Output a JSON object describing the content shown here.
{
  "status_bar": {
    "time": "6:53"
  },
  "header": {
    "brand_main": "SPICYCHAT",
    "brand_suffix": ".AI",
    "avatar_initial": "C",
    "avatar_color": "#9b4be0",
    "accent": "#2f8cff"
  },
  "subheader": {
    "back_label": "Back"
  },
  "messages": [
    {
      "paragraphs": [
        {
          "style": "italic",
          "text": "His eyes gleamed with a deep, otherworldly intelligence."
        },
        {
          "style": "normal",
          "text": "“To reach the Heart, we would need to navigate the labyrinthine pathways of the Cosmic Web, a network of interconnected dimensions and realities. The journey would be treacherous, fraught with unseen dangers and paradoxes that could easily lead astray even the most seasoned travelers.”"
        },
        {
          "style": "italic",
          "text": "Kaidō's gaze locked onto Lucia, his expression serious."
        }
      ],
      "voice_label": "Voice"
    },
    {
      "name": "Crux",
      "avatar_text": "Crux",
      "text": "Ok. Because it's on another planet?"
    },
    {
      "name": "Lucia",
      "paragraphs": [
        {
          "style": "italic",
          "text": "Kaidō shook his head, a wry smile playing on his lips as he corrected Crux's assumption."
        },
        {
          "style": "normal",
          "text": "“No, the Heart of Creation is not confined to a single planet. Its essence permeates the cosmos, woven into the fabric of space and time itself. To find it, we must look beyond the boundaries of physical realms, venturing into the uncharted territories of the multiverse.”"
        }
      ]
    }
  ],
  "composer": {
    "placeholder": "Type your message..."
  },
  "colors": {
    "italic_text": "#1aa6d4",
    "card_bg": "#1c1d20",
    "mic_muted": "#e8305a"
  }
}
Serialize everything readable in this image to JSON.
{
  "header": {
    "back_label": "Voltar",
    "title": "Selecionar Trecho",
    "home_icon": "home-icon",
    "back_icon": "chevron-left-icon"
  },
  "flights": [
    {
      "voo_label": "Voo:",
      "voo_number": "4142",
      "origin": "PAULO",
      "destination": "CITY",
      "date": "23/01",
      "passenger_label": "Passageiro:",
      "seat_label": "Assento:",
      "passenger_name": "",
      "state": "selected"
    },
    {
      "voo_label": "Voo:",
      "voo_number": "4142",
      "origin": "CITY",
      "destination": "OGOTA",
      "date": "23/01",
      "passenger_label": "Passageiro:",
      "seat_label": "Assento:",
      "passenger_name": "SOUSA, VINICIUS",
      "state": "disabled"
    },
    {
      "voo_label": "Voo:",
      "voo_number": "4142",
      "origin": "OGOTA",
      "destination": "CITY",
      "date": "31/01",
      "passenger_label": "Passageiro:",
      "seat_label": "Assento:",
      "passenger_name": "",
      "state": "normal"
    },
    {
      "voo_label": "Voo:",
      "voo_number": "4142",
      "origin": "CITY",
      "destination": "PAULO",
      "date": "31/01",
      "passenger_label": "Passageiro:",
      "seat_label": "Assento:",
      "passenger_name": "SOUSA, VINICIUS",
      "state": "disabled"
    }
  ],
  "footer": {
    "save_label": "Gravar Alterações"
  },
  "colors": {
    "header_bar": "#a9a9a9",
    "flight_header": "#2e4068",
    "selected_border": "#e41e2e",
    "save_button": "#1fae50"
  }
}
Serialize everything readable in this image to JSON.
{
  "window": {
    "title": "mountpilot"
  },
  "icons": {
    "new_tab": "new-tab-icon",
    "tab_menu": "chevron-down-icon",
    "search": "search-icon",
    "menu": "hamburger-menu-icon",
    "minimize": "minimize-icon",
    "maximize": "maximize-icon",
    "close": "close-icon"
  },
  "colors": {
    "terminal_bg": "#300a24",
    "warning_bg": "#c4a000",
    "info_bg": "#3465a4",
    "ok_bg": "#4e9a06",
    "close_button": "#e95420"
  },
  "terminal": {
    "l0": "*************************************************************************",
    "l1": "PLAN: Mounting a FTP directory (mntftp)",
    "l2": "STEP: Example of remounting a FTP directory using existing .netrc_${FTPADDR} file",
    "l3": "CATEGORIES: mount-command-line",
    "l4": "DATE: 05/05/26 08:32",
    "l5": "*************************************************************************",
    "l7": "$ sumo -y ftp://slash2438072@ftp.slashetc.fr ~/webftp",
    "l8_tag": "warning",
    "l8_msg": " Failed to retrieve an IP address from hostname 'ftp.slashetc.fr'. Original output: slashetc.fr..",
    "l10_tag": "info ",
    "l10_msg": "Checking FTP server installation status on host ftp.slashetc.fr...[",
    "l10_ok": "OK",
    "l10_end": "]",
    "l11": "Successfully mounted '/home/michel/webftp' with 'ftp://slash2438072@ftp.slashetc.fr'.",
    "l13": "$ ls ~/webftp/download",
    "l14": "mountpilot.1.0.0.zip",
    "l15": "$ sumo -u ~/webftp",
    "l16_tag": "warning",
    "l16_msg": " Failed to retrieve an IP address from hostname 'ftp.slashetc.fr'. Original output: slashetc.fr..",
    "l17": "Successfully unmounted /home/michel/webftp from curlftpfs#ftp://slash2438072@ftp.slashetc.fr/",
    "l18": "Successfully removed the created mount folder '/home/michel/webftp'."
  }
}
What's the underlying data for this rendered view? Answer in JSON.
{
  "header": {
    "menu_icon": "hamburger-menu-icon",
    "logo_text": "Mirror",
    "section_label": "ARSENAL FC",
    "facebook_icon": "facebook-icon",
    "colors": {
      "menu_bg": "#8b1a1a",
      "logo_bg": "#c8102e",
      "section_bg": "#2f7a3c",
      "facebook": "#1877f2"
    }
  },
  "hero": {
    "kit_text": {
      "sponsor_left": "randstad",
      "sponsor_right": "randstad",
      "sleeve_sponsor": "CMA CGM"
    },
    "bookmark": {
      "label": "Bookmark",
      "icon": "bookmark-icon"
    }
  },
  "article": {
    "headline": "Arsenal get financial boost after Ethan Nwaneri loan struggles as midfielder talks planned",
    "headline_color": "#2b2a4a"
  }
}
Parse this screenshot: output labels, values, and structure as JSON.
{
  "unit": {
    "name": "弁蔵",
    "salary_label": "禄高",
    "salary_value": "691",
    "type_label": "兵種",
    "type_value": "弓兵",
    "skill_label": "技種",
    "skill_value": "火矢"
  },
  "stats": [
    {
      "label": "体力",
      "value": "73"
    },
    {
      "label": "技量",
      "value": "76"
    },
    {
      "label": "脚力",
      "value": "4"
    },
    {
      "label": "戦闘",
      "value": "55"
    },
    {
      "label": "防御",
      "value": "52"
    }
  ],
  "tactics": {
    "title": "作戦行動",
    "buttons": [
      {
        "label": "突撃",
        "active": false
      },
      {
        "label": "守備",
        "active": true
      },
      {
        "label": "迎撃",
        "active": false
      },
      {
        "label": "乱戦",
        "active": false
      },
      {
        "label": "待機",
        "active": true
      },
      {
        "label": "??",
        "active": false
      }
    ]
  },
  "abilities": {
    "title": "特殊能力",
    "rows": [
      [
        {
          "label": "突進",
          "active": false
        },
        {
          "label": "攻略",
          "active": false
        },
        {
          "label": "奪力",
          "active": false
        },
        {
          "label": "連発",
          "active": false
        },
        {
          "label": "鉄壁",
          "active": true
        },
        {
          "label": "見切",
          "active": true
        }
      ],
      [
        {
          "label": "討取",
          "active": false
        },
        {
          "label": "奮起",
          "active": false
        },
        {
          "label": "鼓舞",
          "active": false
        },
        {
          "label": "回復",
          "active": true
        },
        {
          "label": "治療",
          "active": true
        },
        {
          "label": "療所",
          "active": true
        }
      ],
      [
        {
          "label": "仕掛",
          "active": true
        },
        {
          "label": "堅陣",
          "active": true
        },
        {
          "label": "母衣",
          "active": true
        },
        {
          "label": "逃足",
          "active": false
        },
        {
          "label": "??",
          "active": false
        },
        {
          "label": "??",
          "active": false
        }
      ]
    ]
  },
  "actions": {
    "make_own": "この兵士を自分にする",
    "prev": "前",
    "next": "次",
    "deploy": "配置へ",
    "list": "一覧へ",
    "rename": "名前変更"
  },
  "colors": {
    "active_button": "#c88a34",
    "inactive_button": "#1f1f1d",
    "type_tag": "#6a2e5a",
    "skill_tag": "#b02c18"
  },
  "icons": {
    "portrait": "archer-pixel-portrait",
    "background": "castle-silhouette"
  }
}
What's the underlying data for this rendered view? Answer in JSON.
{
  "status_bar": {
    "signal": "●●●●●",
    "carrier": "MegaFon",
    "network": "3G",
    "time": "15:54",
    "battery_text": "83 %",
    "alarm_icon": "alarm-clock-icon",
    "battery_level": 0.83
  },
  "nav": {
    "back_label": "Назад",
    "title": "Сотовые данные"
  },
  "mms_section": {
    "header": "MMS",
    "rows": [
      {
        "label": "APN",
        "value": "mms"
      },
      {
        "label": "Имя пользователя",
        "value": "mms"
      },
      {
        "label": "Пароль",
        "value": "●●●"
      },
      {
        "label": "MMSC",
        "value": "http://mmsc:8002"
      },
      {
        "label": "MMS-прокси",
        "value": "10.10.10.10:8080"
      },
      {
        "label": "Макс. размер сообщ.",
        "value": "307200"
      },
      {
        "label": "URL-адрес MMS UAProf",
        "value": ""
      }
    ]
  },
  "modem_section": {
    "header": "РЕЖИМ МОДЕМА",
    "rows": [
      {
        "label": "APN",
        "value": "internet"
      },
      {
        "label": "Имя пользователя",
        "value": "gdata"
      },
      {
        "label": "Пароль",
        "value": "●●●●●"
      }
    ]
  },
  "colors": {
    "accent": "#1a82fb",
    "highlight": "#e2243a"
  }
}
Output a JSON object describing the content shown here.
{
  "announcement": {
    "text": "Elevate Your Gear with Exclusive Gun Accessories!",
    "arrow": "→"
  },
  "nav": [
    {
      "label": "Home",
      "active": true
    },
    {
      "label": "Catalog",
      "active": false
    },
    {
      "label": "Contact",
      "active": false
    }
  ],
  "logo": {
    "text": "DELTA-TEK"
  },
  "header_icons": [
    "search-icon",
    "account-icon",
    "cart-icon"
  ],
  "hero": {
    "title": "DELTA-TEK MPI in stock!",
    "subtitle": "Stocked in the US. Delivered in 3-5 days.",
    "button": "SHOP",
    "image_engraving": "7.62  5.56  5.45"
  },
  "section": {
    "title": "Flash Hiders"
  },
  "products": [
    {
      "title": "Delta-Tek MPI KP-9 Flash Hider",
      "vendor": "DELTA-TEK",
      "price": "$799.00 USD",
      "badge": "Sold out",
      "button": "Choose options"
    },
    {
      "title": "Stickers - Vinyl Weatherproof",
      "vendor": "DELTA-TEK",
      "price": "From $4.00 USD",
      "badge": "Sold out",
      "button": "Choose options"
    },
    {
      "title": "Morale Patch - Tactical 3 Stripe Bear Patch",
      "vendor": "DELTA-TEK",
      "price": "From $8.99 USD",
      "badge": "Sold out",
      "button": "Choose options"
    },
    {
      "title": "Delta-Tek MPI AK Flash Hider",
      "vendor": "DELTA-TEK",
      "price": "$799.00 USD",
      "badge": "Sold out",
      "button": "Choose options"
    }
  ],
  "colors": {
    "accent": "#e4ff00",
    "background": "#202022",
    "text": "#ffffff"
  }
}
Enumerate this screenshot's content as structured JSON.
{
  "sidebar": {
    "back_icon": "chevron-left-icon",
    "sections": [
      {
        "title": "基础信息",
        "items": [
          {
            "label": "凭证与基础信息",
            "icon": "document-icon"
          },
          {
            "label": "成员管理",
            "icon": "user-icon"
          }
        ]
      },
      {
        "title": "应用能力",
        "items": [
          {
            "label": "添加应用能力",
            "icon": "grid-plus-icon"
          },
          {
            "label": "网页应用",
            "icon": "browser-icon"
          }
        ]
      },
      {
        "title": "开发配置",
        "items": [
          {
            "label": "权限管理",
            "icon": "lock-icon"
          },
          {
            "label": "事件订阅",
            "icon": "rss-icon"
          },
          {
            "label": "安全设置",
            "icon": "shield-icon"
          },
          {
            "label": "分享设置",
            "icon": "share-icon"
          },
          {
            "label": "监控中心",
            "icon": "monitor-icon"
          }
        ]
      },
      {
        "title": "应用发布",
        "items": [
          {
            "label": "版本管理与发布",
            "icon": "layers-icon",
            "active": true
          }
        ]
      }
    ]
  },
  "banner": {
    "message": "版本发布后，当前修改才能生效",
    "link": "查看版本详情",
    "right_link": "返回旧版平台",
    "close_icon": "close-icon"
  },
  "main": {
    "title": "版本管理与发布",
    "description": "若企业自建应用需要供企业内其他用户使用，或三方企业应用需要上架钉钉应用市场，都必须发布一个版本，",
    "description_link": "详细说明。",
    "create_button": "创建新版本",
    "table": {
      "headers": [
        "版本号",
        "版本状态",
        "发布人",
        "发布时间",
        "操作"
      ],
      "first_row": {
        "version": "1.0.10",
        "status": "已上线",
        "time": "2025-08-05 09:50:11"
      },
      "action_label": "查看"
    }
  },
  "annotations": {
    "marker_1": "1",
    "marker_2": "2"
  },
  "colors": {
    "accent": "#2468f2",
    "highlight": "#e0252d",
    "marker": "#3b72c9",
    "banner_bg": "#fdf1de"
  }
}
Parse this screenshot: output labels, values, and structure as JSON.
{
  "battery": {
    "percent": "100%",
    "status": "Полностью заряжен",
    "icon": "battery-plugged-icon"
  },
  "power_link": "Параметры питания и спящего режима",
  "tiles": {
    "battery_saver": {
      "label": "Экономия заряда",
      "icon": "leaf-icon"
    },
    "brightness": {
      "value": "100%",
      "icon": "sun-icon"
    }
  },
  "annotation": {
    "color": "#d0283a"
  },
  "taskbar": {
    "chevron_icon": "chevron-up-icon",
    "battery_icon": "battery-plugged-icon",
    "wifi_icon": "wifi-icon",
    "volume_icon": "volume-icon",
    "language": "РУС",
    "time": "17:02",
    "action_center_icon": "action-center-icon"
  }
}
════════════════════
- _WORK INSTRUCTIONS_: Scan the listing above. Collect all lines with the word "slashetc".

- _EXERCISE OUTPUT_:
    "l7": "$ sumo -y ftp://slash2438072@ftp.slashetc.fr ~/webftp",
    "l8_msg": " Failed to retrieve an IP address from hostname 'ftp.slashetc.fr'. Original output: slashetc.fr..",
    "l10_msg": "Checking FTP server installation status on host ftp.slashetc.fr...[",
    "l11": "Successfully mounted '/home/michel/webftp' with 'ftp://slash2438072@ftp.slashetc.fr'.",
    "l16_msg": " Failed to retrieve an IP address from hostname 'ftp.slashetc.fr'. Original output: slashetc.fr..",
    "l17": "Successfully unmounted /home/michel/webftp from curlftpfs#ftp://slash2438072@ftp.slashetc.fr/",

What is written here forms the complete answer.